*Brief*.
The records must be duplicated exactly, with every picture left out.

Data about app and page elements
- - -
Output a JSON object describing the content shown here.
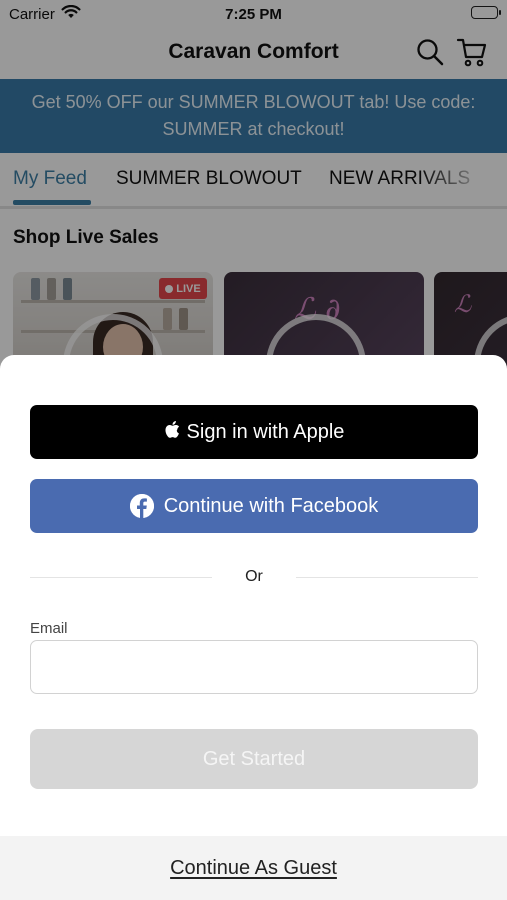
{
  "status_bar": {
    "carrier": "Carrier",
    "time": "7:25 PM"
  },
  "header": {
    "title": "Caravan Comfort",
    "icons": [
      "search-icon",
      "cart-icon"
    ]
  },
  "promo": {
    "text": "Get 50% OFF our SUMMER BLOWOUT tab! Use code: SUMMER at checkout!",
    "background": "#3a7ba8"
  },
  "tabs": [
    {
      "label": "My Feed",
      "active": true
    },
    {
      "label": "SUMMER BLOWOUT",
      "active": false
    },
    {
      "label": "NEW ARRIVALS",
      "active": false
    }
  ],
  "live_sales": {
    "title": "Shop Live Sales",
    "badge": "LIVE"
  },
  "sheet": {
    "apple_label": "Sign in with Apple",
    "facebook_label": "Continue with Facebook",
    "or_text": "Or",
    "email_label": "Email",
    "email_value": "",
    "email_placeholder": "",
    "get_started_label": "Get Started",
    "guest_label": "Continue As Guest"
  },
  "colors": {
    "accent": "#3d7fa6",
    "facebook": "#4a6bb0",
    "live_badge": "#e4474c",
    "disabled_button": "#d6d6d6"
  }
}
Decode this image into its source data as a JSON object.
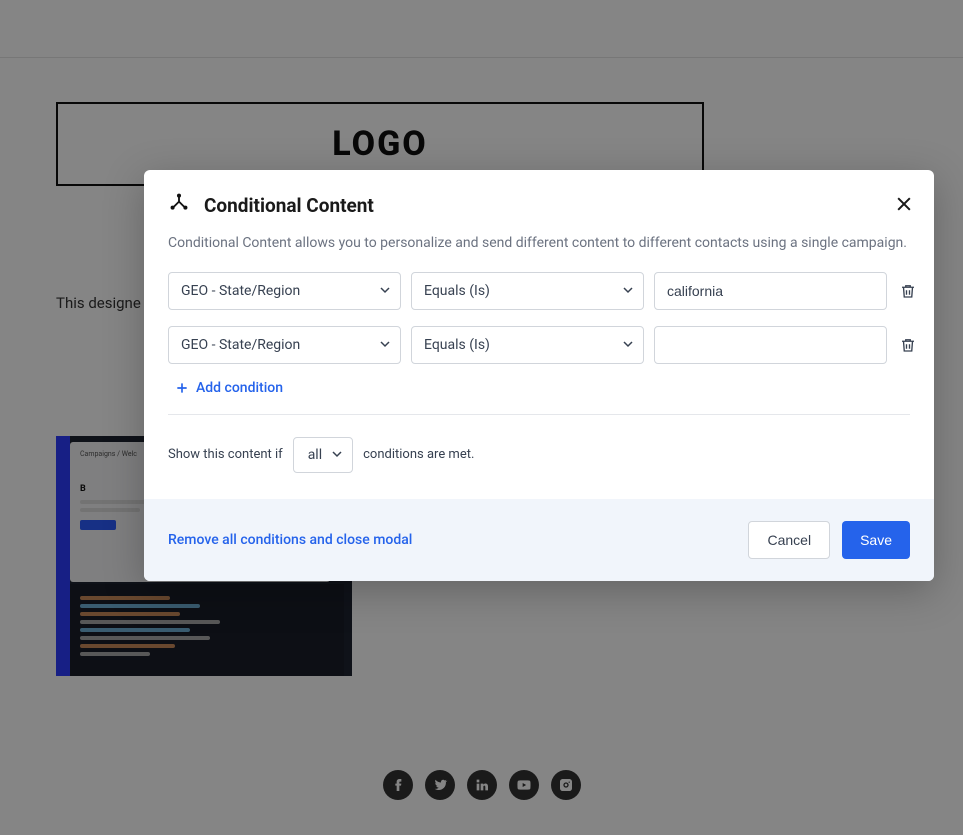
{
  "background": {
    "logo_text": "LOGO",
    "body_text": "This designe",
    "thumbnail_crumb": "Campaigns / Welc"
  },
  "modal": {
    "title": "Conditional Content",
    "description": "Conditional Content allows you to personalize and send different content to different contacts using a single campaign.",
    "conditions": [
      {
        "field": "GEO - State/Region",
        "operator": "Equals (Is)",
        "value": "california"
      },
      {
        "field": "GEO - State/Region",
        "operator": "Equals (Is)",
        "value": ""
      }
    ],
    "add_condition_label": "Add condition",
    "match_prefix": "Show this content if",
    "match_mode": "all",
    "match_suffix": "conditions are met.",
    "remove_all_label": "Remove all conditions and close modal",
    "cancel_label": "Cancel",
    "save_label": "Save"
  }
}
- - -
*Result of the exercise*.
Output a JSON object describing the content shown here.
{
  "status_bar": {
    "carrier": "Carrier",
    "time": "7:25 PM"
  },
  "header": {
    "title": "Caravan Comfort",
    "icons": [
      "search-icon",
      "cart-icon"
    ]
  },
  "promo": {
    "text": "Get 50% OFF our SUMMER BLOWOUT tab! Use code: SUMMER at checkout!",
    "background": "#3a7ba8"
  },
  "tabs": [
    {
      "label": "My Feed",
      "active": true
    },
    {
      "label": "SUMMER BLOWOUT",
      "active": false
    },
    {
      "label": "NEW ARRIVALS",
      "active": false
    }
  ],
  "live_sales": {
    "title": "Shop Live Sales",
    "badge": "LIVE"
  },
  "sheet": {
    "apple_label": "Sign in with Apple",
    "facebook_label": "Continue with Facebook",
    "or_text": "Or",
    "email_label": "Email",
    "email_value": "",
    "email_placeholder": "",
    "get_started_label": "Get Started",
    "guest_label": "Continue As Guest"
  },
  "colors": {
    "accent": "#3d7fa6",
    "facebook": "#4a6bb0",
    "live_badge": "#e4474c",
    "disabled_button": "#d6d6d6"
  }
}
Decode this image into its source data as a JSON object.
{
  "background": {
    "logo_text": "LOGO",
    "body_text": "This designe",
    "thumbnail_crumb": "Campaigns / Welc"
  },
  "modal": {
    "title": "Conditional Content",
    "description": "Conditional Content allows you to personalize and send different content to different contacts using a single campaign.",
    "conditions": [
      {
        "field": "GEO - State/Region",
        "operator": "Equals (Is)",
        "value": "california"
      },
      {
        "field": "GEO - State/Region",
        "operator": "Equals (Is)",
        "value": ""
      }
    ],
    "add_condition_label": "Add condition",
    "match_prefix": "Show this content if",
    "match_mode": "all",
    "match_suffix": "conditions are met.",
    "remove_all_label": "Remove all conditions and close modal",
    "cancel_label": "Cancel",
    "save_label": "Save"
  }
}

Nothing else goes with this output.